We have a new dress code at work. For those of us who work for the medical center, we were directed to go to our learning page where we were assigned the dress code policy. We were given a date that we had to complete the assignment which consisted of reading the policy and taking a test. The test asks if you have reviewed the policy. You answer yes and you pass the test. You are given a certificate and are now expected to follow the new policy. The new policy states that it also applies to those employees that are considered to be contractors. Unfortunately, the contractors were not given a copy of the policy, so they are not aware when they are violating the policy.
Some of the new dress code policies make you go hmm and wonder what they were thinking. Some of those are:

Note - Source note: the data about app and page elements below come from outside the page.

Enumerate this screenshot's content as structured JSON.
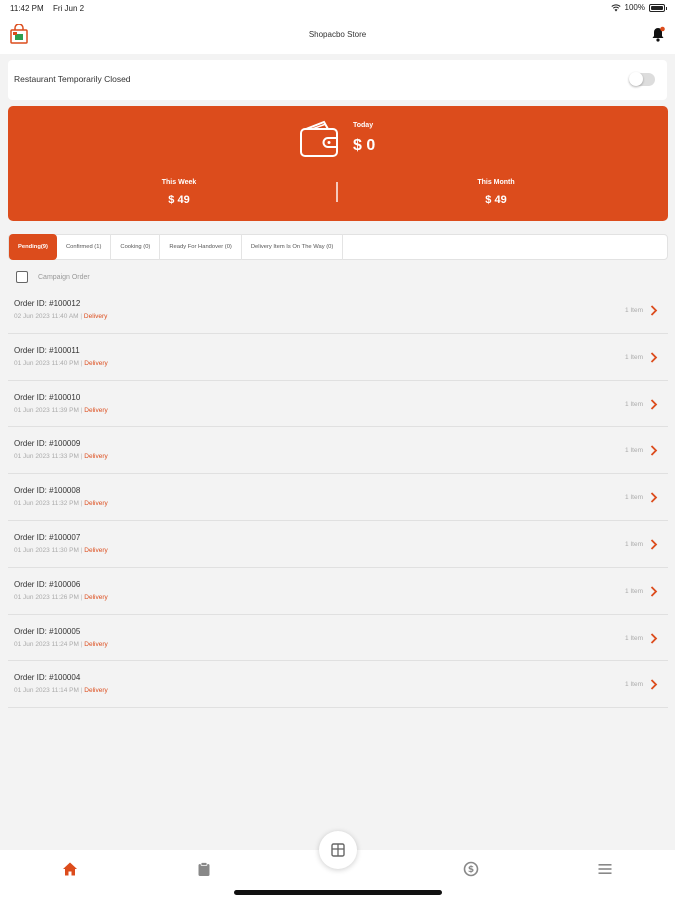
{
  "status_bar": {
    "time": "11:42 PM",
    "date": "Fri Jun 2",
    "battery": "100%"
  },
  "header": {
    "title": "Shopacbo Store"
  },
  "closed_toggle": {
    "label": "Restaurant Temporarily Closed",
    "enabled": false
  },
  "earnings": {
    "today_label": "Today",
    "today_value": "$ 0",
    "week_label": "This Week",
    "week_value": "$ 49",
    "month_label": "This Month",
    "month_value": "$ 49"
  },
  "tabs": [
    {
      "label": "Pending(9)",
      "active": true
    },
    {
      "label": "Confirmed (1)",
      "active": false
    },
    {
      "label": "Cooking (0)",
      "active": false
    },
    {
      "label": "Ready For Handover (0)",
      "active": false
    },
    {
      "label": "Delivery Item Is On The Way (0)",
      "active": false
    }
  ],
  "campaign": {
    "label": "Campaign Order",
    "checked": false
  },
  "orders": [
    {
      "id": "Order ID: #100012",
      "time": "02 Jun 2023 11:40 AM",
      "separator": "|",
      "type": "Delivery",
      "items": "1 Item"
    },
    {
      "id": "Order ID: #100011",
      "time": "01 Jun 2023 11:40 PM",
      "separator": "|",
      "type": "Delivery",
      "items": "1 Item"
    },
    {
      "id": "Order ID: #100010",
      "time": "01 Jun 2023 11:39 PM",
      "separator": "|",
      "type": "Delivery",
      "items": "1 Item"
    },
    {
      "id": "Order ID: #100009",
      "time": "01 Jun 2023 11:33 PM",
      "separator": "|",
      "type": "Delivery",
      "items": "1 Item"
    },
    {
      "id": "Order ID: #100008",
      "time": "01 Jun 2023 11:32 PM",
      "separator": "|",
      "type": "Delivery",
      "items": "1 Item"
    },
    {
      "id": "Order ID: #100007",
      "time": "01 Jun 2023 11:30 PM",
      "separator": "|",
      "type": "Delivery",
      "items": "1 Item"
    },
    {
      "id": "Order ID: #100006",
      "time": "01 Jun 2023 11:26 PM",
      "separator": "|",
      "type": "Delivery",
      "items": "1 Item"
    },
    {
      "id": "Order ID: #100005",
      "time": "01 Jun 2023 11:24 PM",
      "separator": "|",
      "type": "Delivery",
      "items": "1 Item"
    },
    {
      "id": "Order ID: #100004",
      "time": "01 Jun 2023 11:14 PM",
      "separator": "|",
      "type": "Delivery",
      "items": "1 Item"
    }
  ],
  "bottom_nav": [
    {
      "icon": "home-icon",
      "active": true
    },
    {
      "icon": "clipboard-icon",
      "active": false
    },
    {
      "icon": "pos-icon",
      "active": false
    },
    {
      "icon": "dollar-icon",
      "active": false
    },
    {
      "icon": "menu-icon",
      "active": false
    }
  ],
  "colors": {
    "accent": "#dc4c1c",
    "background": "#f3f3f3",
    "inactive_icon": "#888888"
  }
}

No Wrinkled Scrubs–Let’s see, you are a nurse in the middle of a 12 hour shift. How are your scrubs not going to be wrinkled?
If a male employee wears a sweater, he must wear a shirt and tie–He can’t wear a turtle neck or tee underneath. Really?

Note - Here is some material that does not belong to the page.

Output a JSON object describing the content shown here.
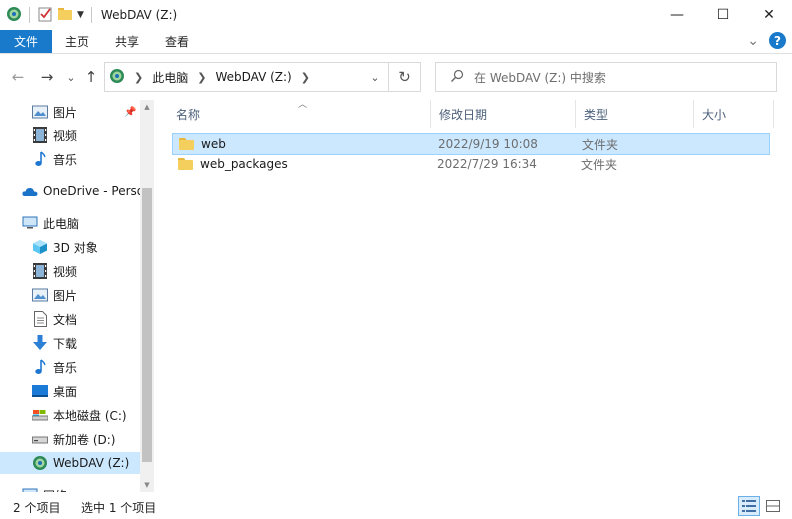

If a female employee wears a v-neck sweater, she must wear a shirt underneath–If I wear a v-neck, the shirt I’m going to wear underneath is probably going to also have a v-neck, so I’d be showing the exact same thing right? So is the problem the sweater or the v-neck?
No chiffon–I’m not sure I own anything made of chiffon, but I have made sure to cut the tags off of anything remotely silky. I can deny it is chiffon if I don’t have a tag that says that’s what it is right?
No clingy clothing–items listed were pants, leggings, tights, dresses, shirts. In other words, don’t wear anything that might be considered revealing. So you can’t wear tights under a non-clingy dress, but you can wear nylons under a regular dress. Are nylons made out of chiffon? If so, that’s banned.
Dresses and skirts must be no more than 3 inches above the knee. This is a good thing since tights and leggings have been banned. Short-short dresses definitely need something underneath when at work. Some people have no idea that they flash the patients when they bend over. Several women in my office, that are also contractors, violate this policy daily. They have yet to meet a short skirt or dress that they didn’t think was okay to wear to the office. They are wrong of course, but they don’t know it. When the patients see them we usually get the comments asking if they are coming back from the club, dressed in the dark and my personal favorite from a very elderly husband of a patient, are those girls working here or are they working girls out there? He pointed to the outside.
No Flip flops–really? This had to be made a policy? We work in a medical facility. There are not to be any open toed shoes of any kind. Including flip-flops. But apparently people have been wearing flip-flops in their offices and their argument is that they don’t deal directly with patients. And besides, they only wear blinged out flip-flops so those should be okay. Hmmm, no. Not okay and now banned.
No crop pants more than 3 inches above the ankle–really? So not 3 1/2 or 4 inches because that is moving into capri territory. And does anyone really know the difference between crop pants and capri pants? I don’t but apparently it is more than 3 inches.
So what about you? Do you have a dress code where you work? Do you follow it? Or are you a rebel and do your own thing?